Overall Best: Indian Railways 

PCQ Bureau
New Update

FOIS (Freight Operations Information System) is an

innovative solution from CRIS that solves the age old puzzle the Indian Railways

had about automating and streamlining the processes in an operation that had no

schedule. This project is the fruit of nearly two decades of toil and research

that started in the 1980s with the study of a mainframe based system that was

used then in the US and Canada for controlling their freight traffic. The very

first problem the engineers faced was that in the


, both freight and passenger traffic ran to time tables, while in


there were no time tables for freight trains! Thus, the very demands on what

the norms are for data integrity in the Indian environment were so drastically

different that trying to adapt the imported solution to work on our systems was

just plain impossible. And, freight traffic in



is a big earner for our Railways and revenues from it are consistently used to

subsidize passenger fares.



The operations and commercial side of the Railways needed computerization
due to the huge amount of data and reports generated


A 3-tier solution with two modules for rake management (operations) and
terminal management (commercial) for real time information



Center for Railway Information System (CRIS), under Ras Behari Das, Group
General Manager, FOIS and team



Alpha servers, Oracle, Tuxedo, BEA WebLogic.
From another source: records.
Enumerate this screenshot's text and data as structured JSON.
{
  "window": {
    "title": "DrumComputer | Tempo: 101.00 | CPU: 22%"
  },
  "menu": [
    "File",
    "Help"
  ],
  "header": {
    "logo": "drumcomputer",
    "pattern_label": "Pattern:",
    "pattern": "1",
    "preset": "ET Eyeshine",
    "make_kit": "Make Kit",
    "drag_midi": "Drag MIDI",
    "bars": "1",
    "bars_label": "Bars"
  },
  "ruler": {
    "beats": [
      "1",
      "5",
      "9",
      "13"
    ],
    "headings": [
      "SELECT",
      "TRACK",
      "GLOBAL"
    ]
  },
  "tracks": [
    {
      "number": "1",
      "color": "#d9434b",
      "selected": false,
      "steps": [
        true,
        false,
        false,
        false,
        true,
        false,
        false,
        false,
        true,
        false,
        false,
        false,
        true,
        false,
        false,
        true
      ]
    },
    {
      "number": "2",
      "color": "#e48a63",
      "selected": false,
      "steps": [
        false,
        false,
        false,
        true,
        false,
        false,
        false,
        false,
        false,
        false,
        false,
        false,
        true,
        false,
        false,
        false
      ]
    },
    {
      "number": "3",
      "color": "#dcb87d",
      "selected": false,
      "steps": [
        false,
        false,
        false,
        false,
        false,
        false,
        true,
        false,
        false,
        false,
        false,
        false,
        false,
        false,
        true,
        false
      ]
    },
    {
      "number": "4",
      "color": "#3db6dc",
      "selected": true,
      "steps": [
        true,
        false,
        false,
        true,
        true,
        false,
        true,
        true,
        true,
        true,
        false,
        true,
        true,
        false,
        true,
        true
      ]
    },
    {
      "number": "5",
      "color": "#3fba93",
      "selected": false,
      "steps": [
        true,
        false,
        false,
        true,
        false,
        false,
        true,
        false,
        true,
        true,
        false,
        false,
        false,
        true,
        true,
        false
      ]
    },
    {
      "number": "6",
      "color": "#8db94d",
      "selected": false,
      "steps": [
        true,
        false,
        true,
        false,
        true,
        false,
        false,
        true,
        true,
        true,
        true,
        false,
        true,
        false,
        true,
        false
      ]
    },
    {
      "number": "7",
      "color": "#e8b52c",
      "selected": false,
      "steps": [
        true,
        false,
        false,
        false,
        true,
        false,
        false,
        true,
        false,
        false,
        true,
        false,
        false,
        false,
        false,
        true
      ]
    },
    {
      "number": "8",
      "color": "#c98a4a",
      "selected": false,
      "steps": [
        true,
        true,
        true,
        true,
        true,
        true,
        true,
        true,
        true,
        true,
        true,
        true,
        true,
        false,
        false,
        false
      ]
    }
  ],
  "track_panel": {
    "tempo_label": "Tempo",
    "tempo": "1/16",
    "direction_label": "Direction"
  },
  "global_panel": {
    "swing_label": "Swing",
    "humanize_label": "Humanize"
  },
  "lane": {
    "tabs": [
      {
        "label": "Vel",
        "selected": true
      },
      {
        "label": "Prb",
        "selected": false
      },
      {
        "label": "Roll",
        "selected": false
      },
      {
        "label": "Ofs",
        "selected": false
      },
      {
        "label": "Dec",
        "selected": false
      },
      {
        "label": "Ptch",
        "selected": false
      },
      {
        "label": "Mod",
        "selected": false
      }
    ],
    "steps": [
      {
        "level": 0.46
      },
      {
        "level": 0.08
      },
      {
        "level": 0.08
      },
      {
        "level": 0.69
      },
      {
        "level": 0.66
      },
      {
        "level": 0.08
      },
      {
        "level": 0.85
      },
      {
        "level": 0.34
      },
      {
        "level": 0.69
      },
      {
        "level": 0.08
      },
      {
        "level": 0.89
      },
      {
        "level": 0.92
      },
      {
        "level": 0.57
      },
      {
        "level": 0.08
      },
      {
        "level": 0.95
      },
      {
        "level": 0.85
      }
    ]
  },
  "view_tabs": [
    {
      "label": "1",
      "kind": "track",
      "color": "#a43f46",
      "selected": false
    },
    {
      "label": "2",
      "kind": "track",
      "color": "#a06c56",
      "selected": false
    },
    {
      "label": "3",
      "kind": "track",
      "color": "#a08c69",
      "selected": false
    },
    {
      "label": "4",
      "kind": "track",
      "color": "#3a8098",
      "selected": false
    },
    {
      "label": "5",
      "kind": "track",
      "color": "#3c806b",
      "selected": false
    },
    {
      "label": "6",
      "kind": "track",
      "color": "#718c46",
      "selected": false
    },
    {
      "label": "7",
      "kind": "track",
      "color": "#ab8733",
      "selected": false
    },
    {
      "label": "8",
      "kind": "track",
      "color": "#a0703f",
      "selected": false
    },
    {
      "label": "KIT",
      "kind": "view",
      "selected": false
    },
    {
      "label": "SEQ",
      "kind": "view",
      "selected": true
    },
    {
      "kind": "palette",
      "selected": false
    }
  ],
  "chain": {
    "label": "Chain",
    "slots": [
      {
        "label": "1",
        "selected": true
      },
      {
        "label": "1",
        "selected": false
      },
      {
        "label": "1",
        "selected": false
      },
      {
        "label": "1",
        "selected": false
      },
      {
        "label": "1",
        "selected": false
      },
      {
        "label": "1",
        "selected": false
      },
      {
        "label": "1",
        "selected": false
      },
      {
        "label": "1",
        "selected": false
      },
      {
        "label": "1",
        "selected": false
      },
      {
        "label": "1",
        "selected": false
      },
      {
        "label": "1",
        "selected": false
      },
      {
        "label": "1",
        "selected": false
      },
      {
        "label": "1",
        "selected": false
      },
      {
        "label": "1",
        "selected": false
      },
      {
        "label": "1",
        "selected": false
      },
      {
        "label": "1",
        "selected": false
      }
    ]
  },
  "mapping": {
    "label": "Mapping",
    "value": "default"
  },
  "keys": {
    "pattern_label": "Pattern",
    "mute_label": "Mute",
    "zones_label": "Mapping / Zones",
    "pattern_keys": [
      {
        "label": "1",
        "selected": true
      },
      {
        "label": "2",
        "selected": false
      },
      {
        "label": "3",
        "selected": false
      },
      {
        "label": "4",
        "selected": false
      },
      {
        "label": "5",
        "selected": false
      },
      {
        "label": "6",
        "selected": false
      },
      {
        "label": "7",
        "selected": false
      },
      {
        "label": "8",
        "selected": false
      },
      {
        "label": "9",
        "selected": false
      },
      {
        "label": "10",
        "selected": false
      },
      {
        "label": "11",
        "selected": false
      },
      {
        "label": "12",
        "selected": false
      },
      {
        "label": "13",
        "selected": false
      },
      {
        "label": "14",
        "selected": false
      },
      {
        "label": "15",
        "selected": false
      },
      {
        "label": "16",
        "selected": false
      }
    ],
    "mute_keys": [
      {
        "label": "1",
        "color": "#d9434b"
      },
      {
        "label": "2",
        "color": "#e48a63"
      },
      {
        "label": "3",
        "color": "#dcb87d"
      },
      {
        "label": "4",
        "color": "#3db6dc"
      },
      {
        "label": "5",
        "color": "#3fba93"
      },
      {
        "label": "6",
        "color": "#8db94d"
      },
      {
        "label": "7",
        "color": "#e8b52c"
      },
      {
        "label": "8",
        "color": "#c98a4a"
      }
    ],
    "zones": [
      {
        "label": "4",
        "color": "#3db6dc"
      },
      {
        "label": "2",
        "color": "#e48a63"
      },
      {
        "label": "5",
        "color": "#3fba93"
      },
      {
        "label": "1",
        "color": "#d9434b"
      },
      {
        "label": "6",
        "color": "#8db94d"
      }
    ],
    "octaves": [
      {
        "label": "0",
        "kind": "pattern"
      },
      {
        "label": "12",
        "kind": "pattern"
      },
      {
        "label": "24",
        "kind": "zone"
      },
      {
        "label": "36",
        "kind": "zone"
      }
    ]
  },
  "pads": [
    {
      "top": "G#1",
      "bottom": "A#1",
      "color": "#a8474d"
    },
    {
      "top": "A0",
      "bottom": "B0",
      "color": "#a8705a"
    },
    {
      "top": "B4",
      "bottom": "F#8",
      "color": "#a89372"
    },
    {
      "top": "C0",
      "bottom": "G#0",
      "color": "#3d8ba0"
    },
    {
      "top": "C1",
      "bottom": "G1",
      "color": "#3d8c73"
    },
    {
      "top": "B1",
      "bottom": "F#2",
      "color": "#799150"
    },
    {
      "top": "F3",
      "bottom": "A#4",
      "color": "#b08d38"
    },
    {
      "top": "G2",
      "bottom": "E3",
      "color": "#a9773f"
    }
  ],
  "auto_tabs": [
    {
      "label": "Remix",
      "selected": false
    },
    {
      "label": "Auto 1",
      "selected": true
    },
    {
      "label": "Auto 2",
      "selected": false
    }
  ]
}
Application and database
servers in separate load balancing clusters
Ras Behari DasGroup General Manager, FOISCentre for Railway Information System(CRIS)Indian Railways

If on a particular day there is no demand to carry anything

from point A to point B, there will not be any freight trains starting that day

from point A. This also means that any trains that are running between points A

and B run without a pre-determined time table, unlike the passenger trains that

follow a fixed time table. In addition to this, there is what was known as

'monitoring hell'. Reports are created at different levels about various

operational factors-from (freight) train


arrivals and departures to what was in them and who they

belonged to and so forth. As the reports move upstream from the station to the

Railway Board (through the divisional and zonal offices), collating these

reports, verifying their accuracy as well as making sense out of the whole thing

becomes increasingly difficult. Even at the divisional levels, the amount of

paper work a worker has to process in a day is simply monstrous, given that the

Railways operates in shifts and each shift will

generate a report. Plus, consider that by the time the reports go up the chain

to the Railway Board, the data is already outdated and atleast a day old.

To top it all, there is a lot of resource sharing going on

between the passenger and the freight worlds, in the form of crew, locomotives,

running tracks, station platforms and so forth. For operational reasons, the

tasks of managing train running operations, repair sheds, yards, loading and

unloading docks and so forth have been split up into different units. But, the

planners at the top require all this information to be consolidated. This is not

possible in the manual system. There were 16 modules in the original solution

imported from the


. CRIS is now trying to recreate them in the order of criticality while making

sure they are designed for the Indian system.

Two of these 16 modules have been implemented under the

FOIS. One, the RMS (Rake Management System) is responsible for tracking and

managing freight wagons, freight-class locomotives and other

operations of the freight system. The other, TMS (Terminal Management System) is

the customer facing commercial part, that takes care of presenting the required

information to the customer at the freight terminal counter, demanding to know

where is train is, when it is due to arrive and how much he owes the railway.

Both modules are currently operational at around 500 locations, while the TMS is

yet to be deployed at 200 locations.

The FOIS system is accessible over the public Internet for remote clients at different stations. Railway employees access the application through the RailNet. A server performs the inward/outbound XML translations

Important customers (like the FCI) already get automatic

status reports of where their consignments are and when they will reach their

destinations by e-mail. There are already plans underfoot to extend this to

other customers.

Using FOIS, the Railways have been able to reduce the turn

around time for freight wagons from 8 days to about 5.5 days. And, there has

been a 10% jump in wagon-loading in the past three years without needing to add

more wagons. Because the information is directly captured digitally and is fed

into a relational database (Oracle), report can be generated used by operational

and policy planners with whatever pivots they require. Now, CRIS is planning a

DR site and a Data Warehousing system for this solution. The final vision is to

derive the 'base document' that comes out of the RMS plus the running status

of trains plus the crew and fuel used in the system and this base document shall

be indicative of how the Indian Railways is doing. This end solution is called

the Indian Railways Revenue Management System that will go live with the

commissioning of the last of the 16 modules.